What things can I do to have a healthy pregnancy?
A healthy diet and lifestyle during pregnancy is very important
for your baby, and will have long-term beneficial effects for both
you and your child.
Try to follow a healthy, balanced diet based around the four
main food groups;
- Carbohydrates (e.g. pasta, rice, bread, potatoes, cereal…)
- Fruit and vegetables– aim to eat 5 portions a day (e.g. apples,
bananas, oranges, tomatoes, broccoli, leaks, carrots…)
- Protein (e.g. meat, fish, beans, eggs…)
- Dairy Products (e.g. milk, cheese, yoghurt…)
Try to drink plenty of fluids , such as water and
fruit juices, as this helps the body to get rid of toxins and waste
products and can also help to prevent constipation and nausea.
However there are some foods you should avoid
- Liver and liver products including Cod liver oil
- Vitamin tablets or supplements that contain vitamin A
- Undercooked meats and eggs
- Mold-ripened soft cheeses
- Raw shellfish or fish
- Fish that contains alot of mercury eg shark, marlin, swordfish
or excess tuna
- Unpasteurised milk
- Excess caffeine e.g no more than 2 cups of instant coffee
All women who are trying to get pregnant should take a daily
supplement of folic acid to help reduce the risk of problems
developing with the baby's spine and brain. You should also take
this supplement for the first 12 weeks of pregnancy, a time when
your baby's spine is developing.
You can get folic acid tablets from pharmacies, large
supermarkets, health food stores, or from your GP. Natural sources
of folic acid include green leafy vegetables, breakfast cereals and
bread. If you are on medication for a condition such as epilepsy,
it is important to check with your GP before taking folic acid.
This is because some types of medication work against folic
If you are trying to get pregnant, or you are pregnant already,
and you smoke, you are strongly advised to give up. Smoking can
seriously damage your baby's development, and can also put your own
health at significant risk.
You can call the confidential NHS Pregnancy smoking helpline, on
0800 022 4 332, to speak to a trained advisor who can provide you
with further advice and information. The helpline is open from 12
noon until 9pm every day.
The Department of Health recommends that pregnant women should
avoid drinking alcohol. When you drink, alcohol can reach your baby
through the placenta (the organ that helps protect and nourish your
baby). Drinking too much alcohol while pregnant can affect the way
your baby develops
If you do decide to drink, you should not drink more than 1-2
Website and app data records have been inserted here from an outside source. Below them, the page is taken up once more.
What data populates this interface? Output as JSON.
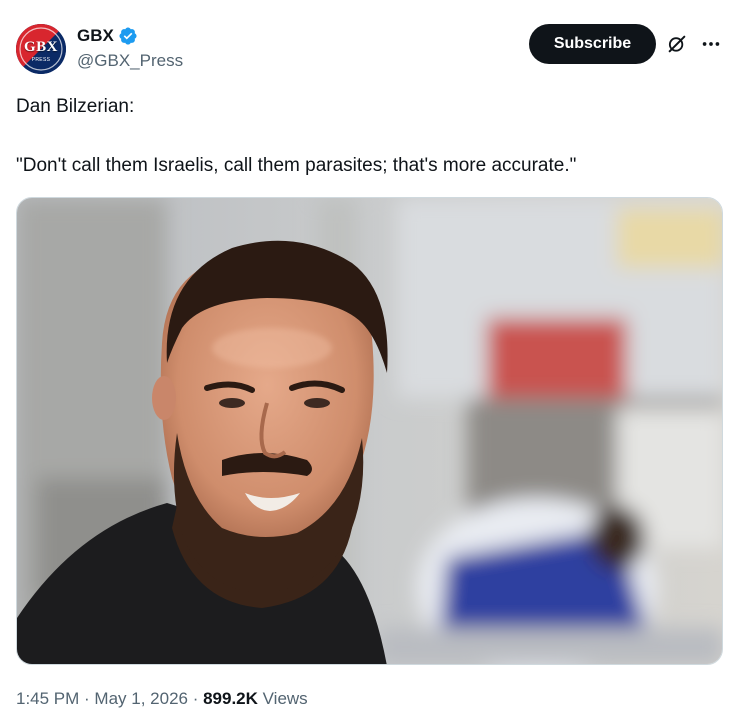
{
  "author": {
    "display_name": "GBX",
    "handle": "@GBX_Press",
    "avatar_text": "GBX",
    "avatar_subtext": "PRESS",
    "verified": true,
    "verified_color": "#1d9bf0"
  },
  "actions": {
    "subscribe_label": "Subscribe",
    "grok_icon": "grok-icon",
    "more_icon": "more-horizontal-icon"
  },
  "post": {
    "line1": "Dan Bilzerian:",
    "line2": "\"Don't call them Israelis, call them parasites; that's more accurate.\""
  },
  "media": {
    "type": "photo",
    "subject": "photo-bearded-man"
  },
  "meta": {
    "time": "1:45 PM",
    "separator": " · ",
    "date": "May 1, 2026",
    "views_count": "899.2K",
    "views_label": " Views"
  },
  "colors": {
    "text_primary": "#0f1419",
    "text_secondary": "#536471",
    "button_bg": "#0f1419",
    "border": "#cfd9de"
  }
}
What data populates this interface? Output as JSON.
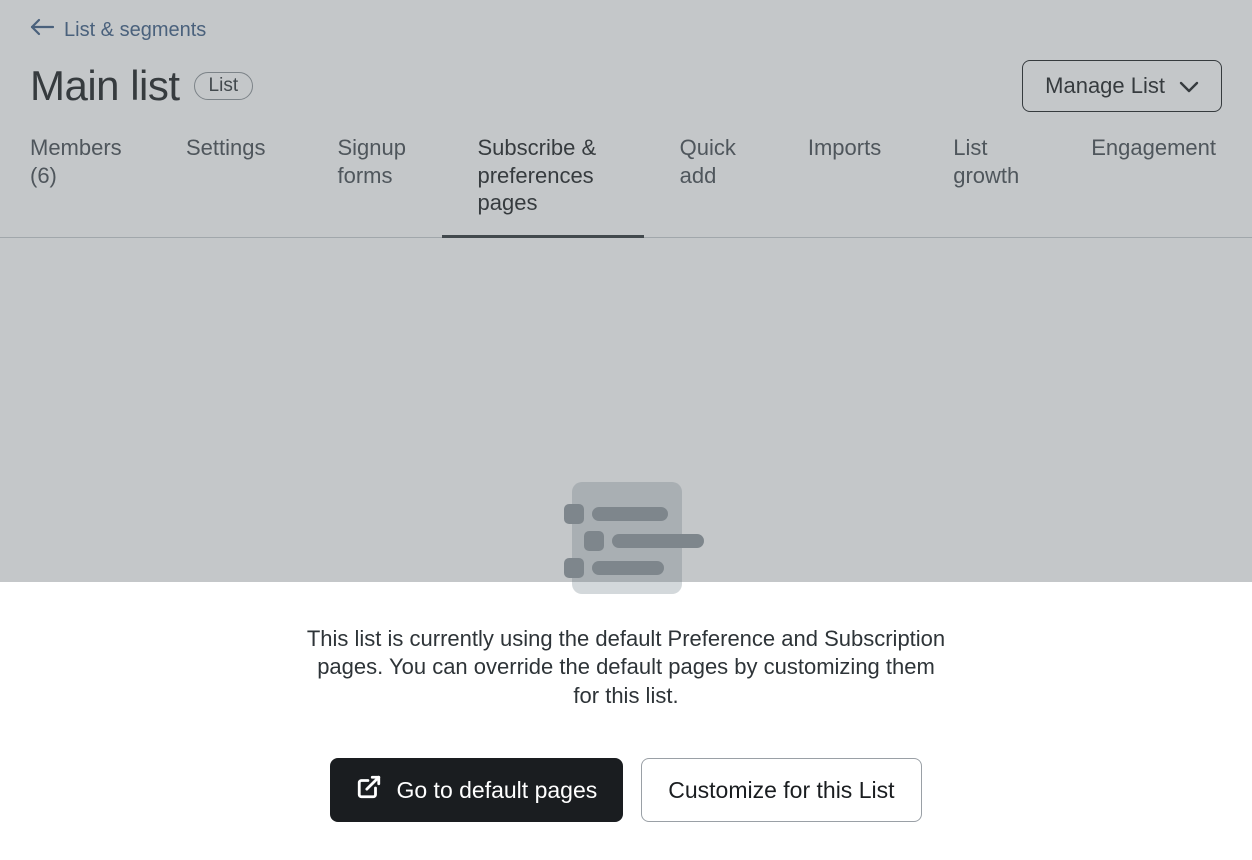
{
  "breadcrumb": {
    "label": "List & segments"
  },
  "title": {
    "text": "Main list",
    "badge": "List"
  },
  "manage": {
    "label": "Manage List"
  },
  "tabs": {
    "members": "Members (6)",
    "settings": "Settings",
    "signup": "Signup forms",
    "subscribe": "Subscribe & preferences pages",
    "quick": "Quick add",
    "imports": "Imports",
    "growth": "List growth",
    "engagement": "Engagement"
  },
  "message": "This list is currently using the default Preference and Subscription pages. You can override the default pages by customizing them for this list.",
  "buttons": {
    "go_default": "Go to default pages",
    "customize": "Customize for this List"
  }
}
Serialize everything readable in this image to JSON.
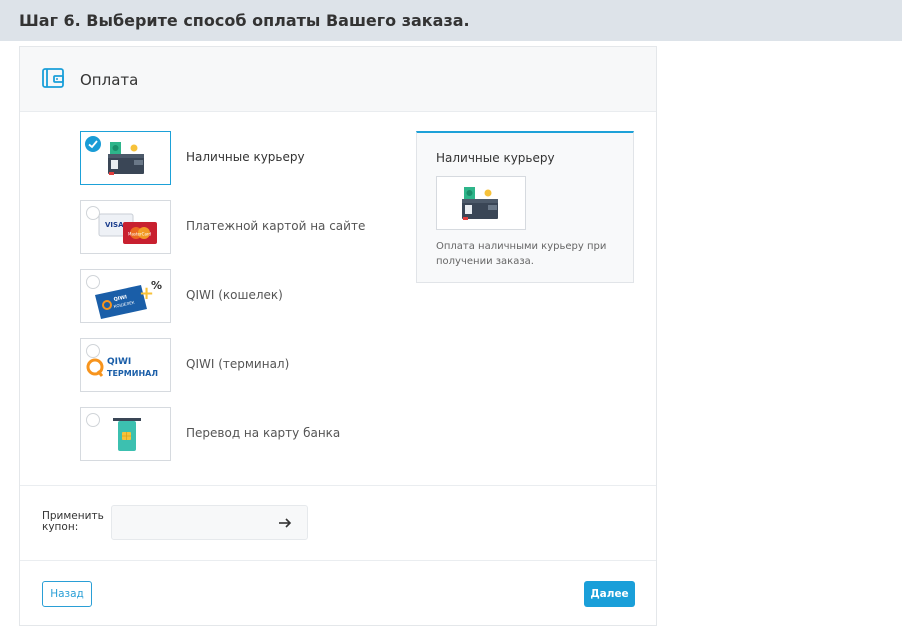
{
  "step_header": {
    "title": "Шаг 6. Выберите способ оплаты Вашего заказа."
  },
  "panel": {
    "title": "Оплата",
    "title_icon": "wallet-icon"
  },
  "payment_options": [
    {
      "id": "cash",
      "label": "Наличные курьеру",
      "selected": true,
      "icon": "cash-wallet-icon"
    },
    {
      "id": "card",
      "label": "Платежной картой на сайте",
      "selected": false,
      "icon": "visa-mastercard-icon"
    },
    {
      "id": "qiwi-wallet",
      "label": "QIWI (кошелек)",
      "selected": false,
      "icon": "qiwi-wallet-icon"
    },
    {
      "id": "qiwi-terminal",
      "label": "QIWI (терминал)",
      "selected": false,
      "icon": "qiwi-terminal-icon"
    },
    {
      "id": "bank-transfer",
      "label": "Перевод на карту банка",
      "selected": false,
      "icon": "bank-card-icon"
    }
  ],
  "info_card": {
    "title": "Наличные курьеру",
    "description": "Оплата наличными курьеру при получении заказа."
  },
  "coupon": {
    "label": "Применить купон:",
    "value": "",
    "placeholder": ""
  },
  "buttons": {
    "back_label": "Назад",
    "next_label": "Далее"
  },
  "logo_text": {
    "visa": "VISA",
    "mastercard": "MasterCard",
    "qiwi": "QIWI",
    "qiwi_wallet_sub": "КОШЕЛЕК",
    "terminal": "ТЕРМИНАЛ",
    "plus_sign": "+",
    "percent_sign": "%"
  },
  "colors": {
    "accent": "#1a9fd9",
    "header_bg": "#dde3e9",
    "qiwi_orange": "#f7941d",
    "qiwi_blue": "#1a5ea8"
  }
}
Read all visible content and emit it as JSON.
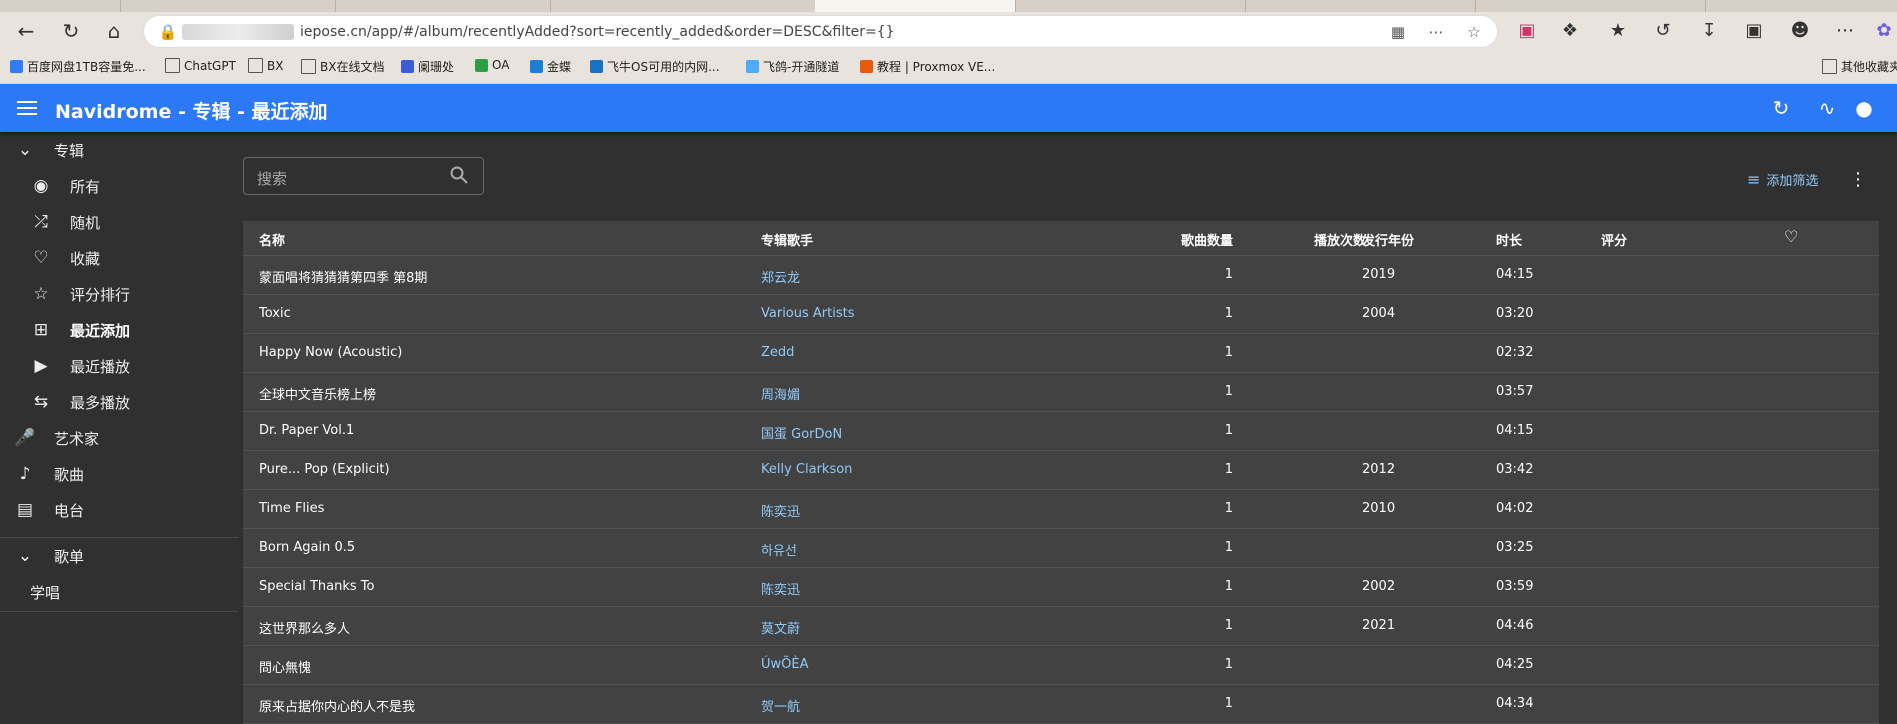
{
  "browser": {
    "url": "iepose.cn/app/#/album/recentlyAdded?sort=recently_added&order=DESC&filter={}",
    "bookmarks": [
      {
        "label": "百度网盘1TB容量免...",
        "color": "#2f7cf6"
      },
      {
        "label": "ChatGPT",
        "color": "folder"
      },
      {
        "label": "BX",
        "color": "folder"
      },
      {
        "label": "BX在线文档",
        "color": "folder"
      },
      {
        "label": "阑珊处",
        "color": "#3b5bdb"
      },
      {
        "label": "OA",
        "color": "#2f9e44"
      },
      {
        "label": "金蝶",
        "color": "#1c7ed6"
      },
      {
        "label": "飞牛OS可用的内网...",
        "color": "#1971c2"
      },
      {
        "label": "飞鸽-开通隧道",
        "color": "#4dabf7"
      },
      {
        "label": "教程 | Proxmox VE...",
        "color": "#e8590c"
      },
      {
        "label": "其他收藏夹",
        "color": "folder"
      }
    ]
  },
  "appbar": {
    "title": "Navidrome - 专辑 - 最近添加"
  },
  "sidebar": {
    "sections": [
      {
        "label": "专辑",
        "icon": "chevron-down-icon"
      },
      {
        "label": "艺术家",
        "icon": "microphone-icon"
      },
      {
        "label": "歌曲",
        "icon": "music-note-icon"
      },
      {
        "label": "电台",
        "icon": "radio-icon"
      },
      {
        "label": "歌单",
        "icon": "chevron-down-icon"
      }
    ],
    "album_items": [
      {
        "label": "所有",
        "icon": "album-icon"
      },
      {
        "label": "随机",
        "icon": "shuffle-icon"
      },
      {
        "label": "收藏",
        "icon": "heart-icon"
      },
      {
        "label": "评分排行",
        "icon": "star-icon"
      },
      {
        "label": "最近添加",
        "icon": "library-add-icon",
        "active": true
      },
      {
        "label": "最近播放",
        "icon": "video-library-icon"
      },
      {
        "label": "最多播放",
        "icon": "repeat-icon"
      }
    ],
    "playlists": [
      "学唱"
    ]
  },
  "toolbar": {
    "search_placeholder": "搜索",
    "filter_label": "添加筛选"
  },
  "table": {
    "columns": {
      "name": "名称",
      "artist": "专辑歌手",
      "songs": "歌曲数量",
      "plays": "播放次数",
      "year": "发行年份",
      "duration": "时长",
      "rating": "评分"
    },
    "rows": [
      {
        "name": "蒙面唱将猜猜猜第四季 第8期",
        "artist": "郑云龙",
        "songs": "1",
        "plays": "",
        "year": "2019",
        "duration": "04:15"
      },
      {
        "name": "Toxic",
        "artist": "Various Artists",
        "songs": "1",
        "plays": "",
        "year": "2004",
        "duration": "03:20"
      },
      {
        "name": "Happy Now (Acoustic)",
        "artist": "Zedd",
        "songs": "1",
        "plays": "",
        "year": "",
        "duration": "02:32"
      },
      {
        "name": "全球中文音乐榜上榜",
        "artist": "周海媚",
        "songs": "1",
        "plays": "",
        "year": "",
        "duration": "03:57"
      },
      {
        "name": "Dr. Paper Vol.1",
        "artist": "国蛋 GorDoN",
        "songs": "1",
        "plays": "",
        "year": "",
        "duration": "04:15"
      },
      {
        "name": "Pure... Pop (Explicit)",
        "artist": "Kelly Clarkson",
        "songs": "1",
        "plays": "",
        "year": "2012",
        "duration": "03:42"
      },
      {
        "name": "Time Flies",
        "artist": "陈奕迅",
        "songs": "1",
        "plays": "",
        "year": "2010",
        "duration": "04:02"
      },
      {
        "name": "Born Again 0.5",
        "artist": "하유선",
        "songs": "1",
        "plays": "",
        "year": "",
        "duration": "03:25"
      },
      {
        "name": "Special Thanks To",
        "artist": "陈奕迅",
        "songs": "1",
        "plays": "",
        "year": "2002",
        "duration": "03:59"
      },
      {
        "name": "这世界那么多人",
        "artist": "莫文蔚",
        "songs": "1",
        "plays": "",
        "year": "2021",
        "duration": "04:46"
      },
      {
        "name": "問心無愧",
        "artist": "ÚwÕÈA",
        "songs": "1",
        "plays": "",
        "year": "",
        "duration": "04:25"
      },
      {
        "name": "原来占据你内心的人不是我",
        "artist": "贺一航",
        "songs": "1",
        "plays": "",
        "year": "",
        "duration": "04:34"
      }
    ]
  },
  "colors": {
    "appbar": "#2b79f6",
    "background": "#303030",
    "table": "#424242",
    "link": "#90caf9"
  }
}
units of alcohol once or twice a week, and you should not get
drunk. One unit is equivalent to a small glass of wine, or half a
pint of normal-strength beer.
While you are pregnant, regular exercise is important to
maintain your fitness and prepare your body for labour and birth.
You should choose a moderate form of exercise that is not too
vigorous (swimming is a good choice). You should also make sure
that you get plenty of rest and relaxation.
Antenatal yoga classes or water aerobics for pregnant women
(often called aqua-natal classes) are a good way of keeping active,
without putting your body under too much stress. Contact your
midwife, or call your local leisure centre, to find out what is on
offer in your area.